- WHAT THIS TASK INVOLVES
Scan the data below for the string "accent". Copy every line where it appears.

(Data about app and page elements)
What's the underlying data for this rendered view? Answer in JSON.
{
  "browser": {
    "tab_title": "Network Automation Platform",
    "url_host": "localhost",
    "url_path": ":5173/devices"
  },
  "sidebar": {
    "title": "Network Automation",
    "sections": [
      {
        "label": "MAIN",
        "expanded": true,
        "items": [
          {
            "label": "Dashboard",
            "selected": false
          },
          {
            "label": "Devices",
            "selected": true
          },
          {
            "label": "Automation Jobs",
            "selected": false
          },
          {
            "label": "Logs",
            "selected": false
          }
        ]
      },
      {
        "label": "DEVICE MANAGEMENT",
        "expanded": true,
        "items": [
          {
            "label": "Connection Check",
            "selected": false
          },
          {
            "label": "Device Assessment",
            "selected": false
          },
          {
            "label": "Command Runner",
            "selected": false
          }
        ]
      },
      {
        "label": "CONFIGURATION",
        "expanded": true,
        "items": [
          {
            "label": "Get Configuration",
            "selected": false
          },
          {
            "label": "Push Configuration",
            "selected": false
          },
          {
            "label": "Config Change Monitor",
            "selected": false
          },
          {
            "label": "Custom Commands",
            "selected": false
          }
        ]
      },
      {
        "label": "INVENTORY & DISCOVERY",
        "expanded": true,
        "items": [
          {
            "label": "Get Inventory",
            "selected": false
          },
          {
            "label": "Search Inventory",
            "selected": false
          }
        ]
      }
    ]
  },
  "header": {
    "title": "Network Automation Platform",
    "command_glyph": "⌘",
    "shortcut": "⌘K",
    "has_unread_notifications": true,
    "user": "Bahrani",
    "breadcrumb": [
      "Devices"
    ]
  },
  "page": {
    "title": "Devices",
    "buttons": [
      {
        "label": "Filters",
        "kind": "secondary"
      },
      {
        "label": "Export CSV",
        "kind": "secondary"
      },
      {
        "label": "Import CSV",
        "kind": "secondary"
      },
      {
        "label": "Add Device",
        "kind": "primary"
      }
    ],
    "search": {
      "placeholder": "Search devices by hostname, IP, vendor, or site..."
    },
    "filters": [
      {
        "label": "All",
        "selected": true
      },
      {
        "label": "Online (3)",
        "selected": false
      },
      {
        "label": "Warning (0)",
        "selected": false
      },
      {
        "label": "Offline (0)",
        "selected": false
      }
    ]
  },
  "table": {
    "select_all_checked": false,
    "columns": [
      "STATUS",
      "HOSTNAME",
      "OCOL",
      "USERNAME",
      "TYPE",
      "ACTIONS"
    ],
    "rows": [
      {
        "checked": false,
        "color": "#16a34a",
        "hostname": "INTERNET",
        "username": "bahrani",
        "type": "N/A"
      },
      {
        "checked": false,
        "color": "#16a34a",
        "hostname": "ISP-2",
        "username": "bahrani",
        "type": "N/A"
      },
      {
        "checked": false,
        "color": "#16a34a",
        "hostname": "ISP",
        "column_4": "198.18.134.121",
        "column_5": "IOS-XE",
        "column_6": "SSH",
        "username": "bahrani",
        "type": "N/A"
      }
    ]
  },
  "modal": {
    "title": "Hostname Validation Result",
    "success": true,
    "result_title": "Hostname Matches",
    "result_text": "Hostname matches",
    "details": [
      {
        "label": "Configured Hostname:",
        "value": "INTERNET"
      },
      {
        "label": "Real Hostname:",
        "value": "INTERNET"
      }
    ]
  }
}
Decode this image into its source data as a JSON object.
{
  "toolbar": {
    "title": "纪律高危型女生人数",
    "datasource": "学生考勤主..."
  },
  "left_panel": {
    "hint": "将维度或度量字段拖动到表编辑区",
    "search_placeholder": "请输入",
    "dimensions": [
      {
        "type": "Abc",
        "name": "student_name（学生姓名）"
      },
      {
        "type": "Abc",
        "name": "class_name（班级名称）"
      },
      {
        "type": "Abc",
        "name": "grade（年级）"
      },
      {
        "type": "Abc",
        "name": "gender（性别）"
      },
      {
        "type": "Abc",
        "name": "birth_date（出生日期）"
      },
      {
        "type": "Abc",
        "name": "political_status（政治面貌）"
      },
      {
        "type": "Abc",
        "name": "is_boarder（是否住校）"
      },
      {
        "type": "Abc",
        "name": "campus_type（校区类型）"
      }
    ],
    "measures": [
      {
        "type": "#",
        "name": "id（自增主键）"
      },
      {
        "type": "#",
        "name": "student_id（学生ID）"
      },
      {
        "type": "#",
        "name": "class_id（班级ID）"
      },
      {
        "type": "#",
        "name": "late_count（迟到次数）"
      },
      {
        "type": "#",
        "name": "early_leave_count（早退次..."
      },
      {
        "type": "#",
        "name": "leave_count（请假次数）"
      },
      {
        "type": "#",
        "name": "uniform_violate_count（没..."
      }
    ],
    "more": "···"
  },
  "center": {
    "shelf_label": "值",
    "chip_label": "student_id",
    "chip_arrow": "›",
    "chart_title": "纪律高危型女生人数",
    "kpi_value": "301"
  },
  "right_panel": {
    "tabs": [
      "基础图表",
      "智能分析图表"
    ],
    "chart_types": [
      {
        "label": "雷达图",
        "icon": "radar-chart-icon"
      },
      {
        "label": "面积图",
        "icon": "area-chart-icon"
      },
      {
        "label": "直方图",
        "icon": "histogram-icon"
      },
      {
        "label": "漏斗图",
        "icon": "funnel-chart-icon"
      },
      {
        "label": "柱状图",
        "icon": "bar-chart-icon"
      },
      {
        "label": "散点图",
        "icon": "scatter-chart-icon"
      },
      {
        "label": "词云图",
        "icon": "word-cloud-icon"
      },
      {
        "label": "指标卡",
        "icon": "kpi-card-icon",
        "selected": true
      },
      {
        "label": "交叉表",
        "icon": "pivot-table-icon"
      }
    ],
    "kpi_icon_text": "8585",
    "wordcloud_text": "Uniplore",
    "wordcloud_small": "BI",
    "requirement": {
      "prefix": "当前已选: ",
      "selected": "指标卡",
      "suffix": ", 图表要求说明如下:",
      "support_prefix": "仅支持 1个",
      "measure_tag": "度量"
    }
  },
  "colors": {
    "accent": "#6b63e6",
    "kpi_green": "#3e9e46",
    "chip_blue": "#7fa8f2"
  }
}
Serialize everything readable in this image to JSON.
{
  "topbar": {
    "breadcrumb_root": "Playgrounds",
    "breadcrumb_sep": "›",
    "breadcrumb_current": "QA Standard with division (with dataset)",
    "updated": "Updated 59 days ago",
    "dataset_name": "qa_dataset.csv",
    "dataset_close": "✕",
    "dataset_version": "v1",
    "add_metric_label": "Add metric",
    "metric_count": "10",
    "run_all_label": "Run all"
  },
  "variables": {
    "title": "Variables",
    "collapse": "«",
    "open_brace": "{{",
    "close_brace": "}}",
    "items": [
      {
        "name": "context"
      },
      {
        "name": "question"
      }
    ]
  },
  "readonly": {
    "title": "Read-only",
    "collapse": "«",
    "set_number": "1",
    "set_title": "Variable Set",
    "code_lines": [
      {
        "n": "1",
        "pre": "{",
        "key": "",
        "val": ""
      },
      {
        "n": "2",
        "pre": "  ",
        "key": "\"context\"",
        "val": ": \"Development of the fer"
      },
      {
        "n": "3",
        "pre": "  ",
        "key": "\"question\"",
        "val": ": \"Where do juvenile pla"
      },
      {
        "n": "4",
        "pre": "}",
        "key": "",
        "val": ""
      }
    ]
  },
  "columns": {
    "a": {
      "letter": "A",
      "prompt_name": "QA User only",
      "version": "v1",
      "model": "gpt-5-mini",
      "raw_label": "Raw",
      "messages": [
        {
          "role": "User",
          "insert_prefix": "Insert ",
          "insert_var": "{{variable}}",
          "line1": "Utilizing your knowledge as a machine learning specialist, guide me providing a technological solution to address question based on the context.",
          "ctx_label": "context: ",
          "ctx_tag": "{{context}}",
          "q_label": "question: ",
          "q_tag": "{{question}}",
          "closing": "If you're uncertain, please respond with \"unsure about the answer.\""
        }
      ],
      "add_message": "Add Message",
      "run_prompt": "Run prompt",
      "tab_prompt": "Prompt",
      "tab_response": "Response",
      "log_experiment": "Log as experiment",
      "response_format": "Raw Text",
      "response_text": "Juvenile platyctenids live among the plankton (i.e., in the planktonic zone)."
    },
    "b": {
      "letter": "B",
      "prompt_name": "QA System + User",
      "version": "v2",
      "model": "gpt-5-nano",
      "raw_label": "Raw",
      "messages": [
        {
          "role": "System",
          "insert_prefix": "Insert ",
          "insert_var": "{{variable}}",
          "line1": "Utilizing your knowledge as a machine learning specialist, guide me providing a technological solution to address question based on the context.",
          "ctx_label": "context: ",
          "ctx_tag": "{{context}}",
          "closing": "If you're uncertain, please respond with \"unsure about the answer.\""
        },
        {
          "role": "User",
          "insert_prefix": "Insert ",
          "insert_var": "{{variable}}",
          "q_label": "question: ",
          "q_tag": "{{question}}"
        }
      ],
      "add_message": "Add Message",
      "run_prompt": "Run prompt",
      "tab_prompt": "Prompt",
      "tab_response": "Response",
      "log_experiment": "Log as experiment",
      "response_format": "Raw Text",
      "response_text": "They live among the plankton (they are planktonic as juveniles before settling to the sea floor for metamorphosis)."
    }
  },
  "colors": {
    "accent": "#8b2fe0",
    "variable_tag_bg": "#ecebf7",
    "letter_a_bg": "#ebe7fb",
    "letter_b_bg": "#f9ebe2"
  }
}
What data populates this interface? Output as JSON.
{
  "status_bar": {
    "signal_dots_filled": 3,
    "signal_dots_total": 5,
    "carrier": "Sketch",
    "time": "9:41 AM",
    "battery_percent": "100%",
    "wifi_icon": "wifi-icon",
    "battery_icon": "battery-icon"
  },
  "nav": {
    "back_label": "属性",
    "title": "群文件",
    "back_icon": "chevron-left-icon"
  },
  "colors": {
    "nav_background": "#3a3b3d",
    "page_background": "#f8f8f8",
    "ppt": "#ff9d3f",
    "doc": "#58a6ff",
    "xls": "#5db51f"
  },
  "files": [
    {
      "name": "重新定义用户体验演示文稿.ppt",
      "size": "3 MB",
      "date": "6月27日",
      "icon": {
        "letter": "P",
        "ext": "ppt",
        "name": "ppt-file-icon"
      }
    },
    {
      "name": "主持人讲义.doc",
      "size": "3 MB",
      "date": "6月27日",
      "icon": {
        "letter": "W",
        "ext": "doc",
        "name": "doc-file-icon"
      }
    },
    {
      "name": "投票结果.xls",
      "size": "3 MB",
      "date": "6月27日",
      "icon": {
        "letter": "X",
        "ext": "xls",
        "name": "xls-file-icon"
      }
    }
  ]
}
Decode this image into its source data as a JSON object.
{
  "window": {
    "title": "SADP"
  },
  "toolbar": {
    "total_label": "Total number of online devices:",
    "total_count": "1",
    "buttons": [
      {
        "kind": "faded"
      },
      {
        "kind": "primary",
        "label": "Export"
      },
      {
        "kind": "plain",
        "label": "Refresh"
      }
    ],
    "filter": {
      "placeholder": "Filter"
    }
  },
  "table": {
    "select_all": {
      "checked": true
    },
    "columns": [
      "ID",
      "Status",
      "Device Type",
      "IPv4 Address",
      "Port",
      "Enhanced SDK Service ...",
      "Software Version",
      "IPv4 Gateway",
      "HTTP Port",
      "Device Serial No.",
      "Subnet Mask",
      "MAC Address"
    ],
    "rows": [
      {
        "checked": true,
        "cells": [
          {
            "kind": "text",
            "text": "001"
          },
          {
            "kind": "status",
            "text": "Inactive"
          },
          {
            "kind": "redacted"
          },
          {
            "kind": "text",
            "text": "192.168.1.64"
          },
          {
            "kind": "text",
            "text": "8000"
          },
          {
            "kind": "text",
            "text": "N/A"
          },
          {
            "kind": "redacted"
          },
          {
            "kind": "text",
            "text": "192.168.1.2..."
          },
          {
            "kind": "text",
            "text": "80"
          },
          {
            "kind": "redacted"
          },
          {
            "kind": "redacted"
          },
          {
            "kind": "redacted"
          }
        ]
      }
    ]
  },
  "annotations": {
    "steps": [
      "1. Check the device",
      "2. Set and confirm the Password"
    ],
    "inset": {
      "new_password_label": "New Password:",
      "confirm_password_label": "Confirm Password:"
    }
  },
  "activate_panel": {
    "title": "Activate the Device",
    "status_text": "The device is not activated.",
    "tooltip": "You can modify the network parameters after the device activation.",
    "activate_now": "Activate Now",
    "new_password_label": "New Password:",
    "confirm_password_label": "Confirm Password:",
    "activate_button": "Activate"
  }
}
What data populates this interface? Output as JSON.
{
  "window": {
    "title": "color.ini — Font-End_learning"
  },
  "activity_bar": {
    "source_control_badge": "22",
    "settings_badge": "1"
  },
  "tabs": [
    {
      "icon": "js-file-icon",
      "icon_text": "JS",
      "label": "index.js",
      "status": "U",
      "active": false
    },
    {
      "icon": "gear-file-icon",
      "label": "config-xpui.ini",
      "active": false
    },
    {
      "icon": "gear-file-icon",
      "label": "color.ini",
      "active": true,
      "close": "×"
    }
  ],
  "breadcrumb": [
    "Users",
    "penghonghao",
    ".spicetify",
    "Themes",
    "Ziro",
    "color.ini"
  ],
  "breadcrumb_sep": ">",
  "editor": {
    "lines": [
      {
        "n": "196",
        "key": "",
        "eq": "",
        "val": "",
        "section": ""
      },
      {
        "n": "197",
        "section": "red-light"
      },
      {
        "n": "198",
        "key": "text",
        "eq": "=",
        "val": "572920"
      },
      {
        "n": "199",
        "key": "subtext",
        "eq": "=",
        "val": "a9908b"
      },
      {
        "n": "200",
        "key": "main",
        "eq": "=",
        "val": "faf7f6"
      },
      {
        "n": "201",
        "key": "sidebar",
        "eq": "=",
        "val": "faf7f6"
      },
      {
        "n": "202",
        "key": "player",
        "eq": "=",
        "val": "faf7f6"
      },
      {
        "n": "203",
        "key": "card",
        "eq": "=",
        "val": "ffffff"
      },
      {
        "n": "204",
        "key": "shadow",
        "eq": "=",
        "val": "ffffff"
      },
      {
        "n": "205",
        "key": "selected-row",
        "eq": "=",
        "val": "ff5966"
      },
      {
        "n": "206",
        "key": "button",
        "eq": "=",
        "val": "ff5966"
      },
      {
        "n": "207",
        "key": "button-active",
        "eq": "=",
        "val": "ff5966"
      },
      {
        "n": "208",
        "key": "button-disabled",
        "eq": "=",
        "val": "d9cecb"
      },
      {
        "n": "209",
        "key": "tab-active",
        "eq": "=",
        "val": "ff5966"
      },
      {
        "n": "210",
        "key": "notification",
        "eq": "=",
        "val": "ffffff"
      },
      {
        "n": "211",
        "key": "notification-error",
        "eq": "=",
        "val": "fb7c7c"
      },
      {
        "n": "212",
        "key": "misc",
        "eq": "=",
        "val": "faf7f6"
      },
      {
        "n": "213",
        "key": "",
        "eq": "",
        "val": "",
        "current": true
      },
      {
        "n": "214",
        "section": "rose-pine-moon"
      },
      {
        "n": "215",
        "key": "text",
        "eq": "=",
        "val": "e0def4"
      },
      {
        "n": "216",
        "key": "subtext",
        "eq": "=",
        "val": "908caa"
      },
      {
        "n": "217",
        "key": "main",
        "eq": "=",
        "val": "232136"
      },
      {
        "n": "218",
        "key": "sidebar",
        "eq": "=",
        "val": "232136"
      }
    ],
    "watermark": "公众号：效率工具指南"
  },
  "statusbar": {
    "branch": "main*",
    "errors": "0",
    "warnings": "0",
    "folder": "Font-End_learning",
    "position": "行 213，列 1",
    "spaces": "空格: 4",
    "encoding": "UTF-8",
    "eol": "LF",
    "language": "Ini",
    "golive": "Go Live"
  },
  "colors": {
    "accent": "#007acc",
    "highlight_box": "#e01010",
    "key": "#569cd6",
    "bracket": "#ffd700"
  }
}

- EXPECTED ANSWER
    "accent": "#6b63e6",
    "accent": "#8b2fe0",
    "accent": "#007acc",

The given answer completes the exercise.